Which lines below contain the word "темы"? Copy each of them.

##############################

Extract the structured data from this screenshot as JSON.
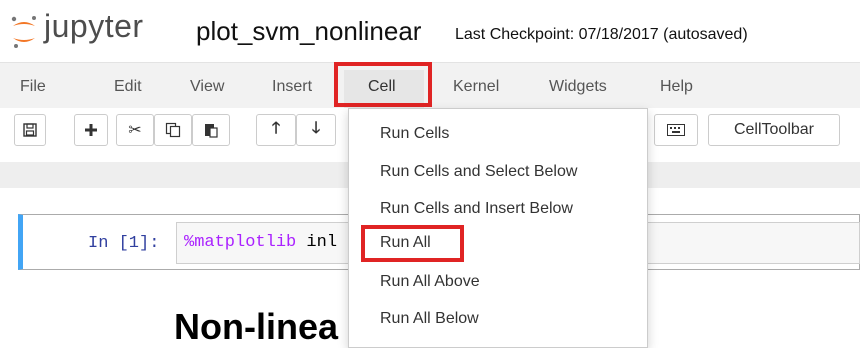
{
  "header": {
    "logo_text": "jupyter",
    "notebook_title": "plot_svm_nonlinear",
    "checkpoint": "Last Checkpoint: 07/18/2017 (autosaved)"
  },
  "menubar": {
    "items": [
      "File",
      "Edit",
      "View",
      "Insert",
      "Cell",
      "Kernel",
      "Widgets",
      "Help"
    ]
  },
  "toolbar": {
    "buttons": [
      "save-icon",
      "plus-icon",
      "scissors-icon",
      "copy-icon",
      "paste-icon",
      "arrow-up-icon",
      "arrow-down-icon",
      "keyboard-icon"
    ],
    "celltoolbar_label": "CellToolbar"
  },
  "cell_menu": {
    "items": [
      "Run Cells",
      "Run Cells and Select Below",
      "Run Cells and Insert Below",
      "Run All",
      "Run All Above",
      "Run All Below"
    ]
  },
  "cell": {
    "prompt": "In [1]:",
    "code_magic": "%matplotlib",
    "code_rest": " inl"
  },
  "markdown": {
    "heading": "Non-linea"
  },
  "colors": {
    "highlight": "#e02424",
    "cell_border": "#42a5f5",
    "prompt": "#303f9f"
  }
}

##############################

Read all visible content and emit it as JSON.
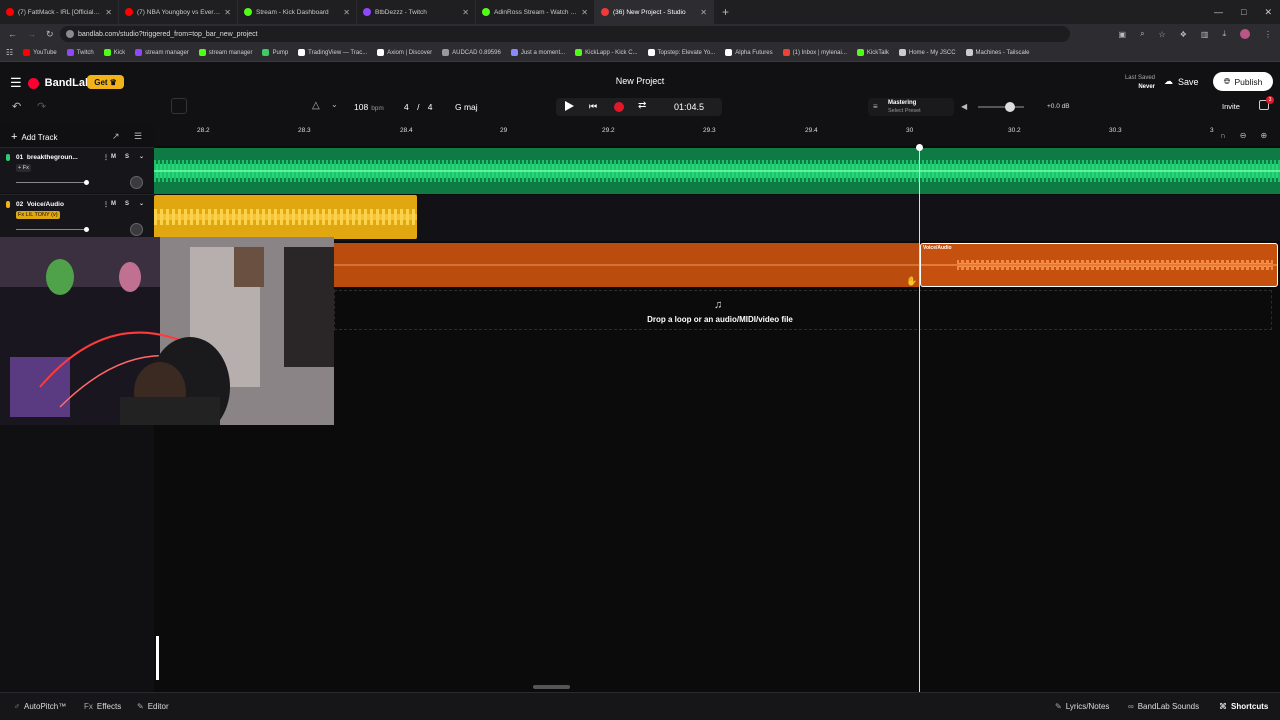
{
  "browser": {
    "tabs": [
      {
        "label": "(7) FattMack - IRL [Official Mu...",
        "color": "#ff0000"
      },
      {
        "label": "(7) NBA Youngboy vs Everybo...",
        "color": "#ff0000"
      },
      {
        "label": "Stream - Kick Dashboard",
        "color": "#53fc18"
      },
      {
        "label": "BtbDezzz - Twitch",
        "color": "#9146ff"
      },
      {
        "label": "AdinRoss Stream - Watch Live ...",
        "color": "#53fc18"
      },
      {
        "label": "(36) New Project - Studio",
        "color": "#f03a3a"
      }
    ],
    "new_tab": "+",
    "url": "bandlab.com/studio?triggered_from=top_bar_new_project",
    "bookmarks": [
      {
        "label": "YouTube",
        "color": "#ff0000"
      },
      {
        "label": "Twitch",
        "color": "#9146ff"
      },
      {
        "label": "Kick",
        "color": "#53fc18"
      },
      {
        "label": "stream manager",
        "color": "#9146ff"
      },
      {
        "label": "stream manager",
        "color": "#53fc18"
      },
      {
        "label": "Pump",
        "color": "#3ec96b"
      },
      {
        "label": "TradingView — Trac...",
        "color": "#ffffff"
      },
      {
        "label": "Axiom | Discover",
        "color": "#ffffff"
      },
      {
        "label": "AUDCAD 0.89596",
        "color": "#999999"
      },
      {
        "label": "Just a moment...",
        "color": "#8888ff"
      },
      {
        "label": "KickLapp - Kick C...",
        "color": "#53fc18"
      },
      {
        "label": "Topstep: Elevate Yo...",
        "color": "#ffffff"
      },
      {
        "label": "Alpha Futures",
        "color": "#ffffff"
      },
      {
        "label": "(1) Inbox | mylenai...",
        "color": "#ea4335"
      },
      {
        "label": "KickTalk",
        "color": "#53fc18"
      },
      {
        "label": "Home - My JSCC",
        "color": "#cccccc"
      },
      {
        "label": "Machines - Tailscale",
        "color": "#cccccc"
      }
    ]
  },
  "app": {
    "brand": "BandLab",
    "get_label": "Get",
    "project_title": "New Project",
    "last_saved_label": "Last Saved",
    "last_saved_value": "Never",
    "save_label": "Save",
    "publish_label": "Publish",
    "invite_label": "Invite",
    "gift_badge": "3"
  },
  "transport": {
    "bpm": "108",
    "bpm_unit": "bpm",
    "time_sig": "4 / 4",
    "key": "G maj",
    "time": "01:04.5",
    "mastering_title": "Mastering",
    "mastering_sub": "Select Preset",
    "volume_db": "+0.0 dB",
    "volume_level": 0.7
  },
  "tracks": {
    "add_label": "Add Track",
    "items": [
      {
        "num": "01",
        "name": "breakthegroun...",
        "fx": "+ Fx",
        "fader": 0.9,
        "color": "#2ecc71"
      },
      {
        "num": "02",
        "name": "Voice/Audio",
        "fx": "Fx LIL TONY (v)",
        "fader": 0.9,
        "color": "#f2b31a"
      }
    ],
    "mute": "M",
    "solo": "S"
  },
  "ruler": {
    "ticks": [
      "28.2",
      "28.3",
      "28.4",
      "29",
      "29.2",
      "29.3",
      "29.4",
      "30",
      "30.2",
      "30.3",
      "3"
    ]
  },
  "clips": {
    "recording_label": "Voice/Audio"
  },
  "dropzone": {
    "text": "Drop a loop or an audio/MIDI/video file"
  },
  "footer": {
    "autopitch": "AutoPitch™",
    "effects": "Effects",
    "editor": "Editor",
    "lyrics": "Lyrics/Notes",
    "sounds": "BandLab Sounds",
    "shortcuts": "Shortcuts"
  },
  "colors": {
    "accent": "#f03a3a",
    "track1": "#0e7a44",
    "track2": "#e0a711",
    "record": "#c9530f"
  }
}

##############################

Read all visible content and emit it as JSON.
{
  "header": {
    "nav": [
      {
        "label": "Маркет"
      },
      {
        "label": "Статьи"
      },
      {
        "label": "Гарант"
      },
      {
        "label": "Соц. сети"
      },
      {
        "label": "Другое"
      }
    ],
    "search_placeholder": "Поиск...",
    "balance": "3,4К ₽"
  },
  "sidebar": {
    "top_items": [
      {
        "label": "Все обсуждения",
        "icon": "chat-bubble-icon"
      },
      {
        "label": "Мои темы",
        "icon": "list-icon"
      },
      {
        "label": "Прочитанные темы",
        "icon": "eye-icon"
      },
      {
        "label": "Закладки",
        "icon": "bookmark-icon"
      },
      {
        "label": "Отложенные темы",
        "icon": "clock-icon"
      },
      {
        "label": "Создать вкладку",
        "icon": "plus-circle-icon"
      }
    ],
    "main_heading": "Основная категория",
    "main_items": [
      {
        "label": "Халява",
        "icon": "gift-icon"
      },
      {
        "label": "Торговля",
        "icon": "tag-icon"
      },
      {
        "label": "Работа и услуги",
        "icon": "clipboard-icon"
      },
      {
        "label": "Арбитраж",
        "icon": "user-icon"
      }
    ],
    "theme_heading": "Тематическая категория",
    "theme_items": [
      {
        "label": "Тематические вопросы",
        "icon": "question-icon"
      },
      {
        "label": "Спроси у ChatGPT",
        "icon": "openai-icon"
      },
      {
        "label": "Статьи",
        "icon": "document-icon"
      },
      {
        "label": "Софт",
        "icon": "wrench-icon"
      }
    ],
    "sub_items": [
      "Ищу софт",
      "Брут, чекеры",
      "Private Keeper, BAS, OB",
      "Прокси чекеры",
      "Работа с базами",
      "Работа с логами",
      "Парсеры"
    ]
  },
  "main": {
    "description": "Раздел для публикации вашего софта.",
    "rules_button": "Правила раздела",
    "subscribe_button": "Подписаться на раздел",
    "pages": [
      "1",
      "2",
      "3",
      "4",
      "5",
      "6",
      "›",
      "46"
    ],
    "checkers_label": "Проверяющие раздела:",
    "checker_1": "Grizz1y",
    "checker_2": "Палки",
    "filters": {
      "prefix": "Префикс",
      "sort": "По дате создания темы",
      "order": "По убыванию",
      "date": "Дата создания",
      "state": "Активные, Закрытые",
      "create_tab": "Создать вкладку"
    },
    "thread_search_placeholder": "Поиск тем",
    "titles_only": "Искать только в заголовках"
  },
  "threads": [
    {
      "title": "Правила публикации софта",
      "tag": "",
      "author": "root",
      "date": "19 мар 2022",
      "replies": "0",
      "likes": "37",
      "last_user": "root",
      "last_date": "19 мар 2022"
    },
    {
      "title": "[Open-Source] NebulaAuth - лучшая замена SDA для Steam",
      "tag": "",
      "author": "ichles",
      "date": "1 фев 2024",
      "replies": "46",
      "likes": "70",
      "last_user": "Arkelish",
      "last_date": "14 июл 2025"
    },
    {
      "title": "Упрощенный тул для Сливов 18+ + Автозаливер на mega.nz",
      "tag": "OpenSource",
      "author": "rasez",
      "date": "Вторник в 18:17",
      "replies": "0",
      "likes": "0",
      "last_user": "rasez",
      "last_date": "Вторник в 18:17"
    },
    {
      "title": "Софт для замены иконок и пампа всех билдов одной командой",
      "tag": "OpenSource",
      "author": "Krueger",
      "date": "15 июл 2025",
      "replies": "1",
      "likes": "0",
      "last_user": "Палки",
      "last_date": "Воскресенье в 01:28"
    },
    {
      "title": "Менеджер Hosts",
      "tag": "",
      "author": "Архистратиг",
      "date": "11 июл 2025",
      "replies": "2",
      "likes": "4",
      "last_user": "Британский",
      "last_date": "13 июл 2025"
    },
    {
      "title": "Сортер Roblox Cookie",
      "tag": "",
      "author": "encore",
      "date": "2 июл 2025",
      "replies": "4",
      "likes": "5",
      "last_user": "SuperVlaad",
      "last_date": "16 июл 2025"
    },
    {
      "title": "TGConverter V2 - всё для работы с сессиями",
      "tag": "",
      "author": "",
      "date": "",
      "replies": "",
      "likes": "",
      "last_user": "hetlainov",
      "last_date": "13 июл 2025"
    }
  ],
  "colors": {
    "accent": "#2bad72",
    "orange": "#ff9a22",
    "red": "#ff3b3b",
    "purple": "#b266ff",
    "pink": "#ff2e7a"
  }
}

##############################

Answer to the problem:
        "label": "Мои темы",
        "label": "Прочитанные темы",
        "label": "Отложенные темы",
      "sort": "По дате создания темы",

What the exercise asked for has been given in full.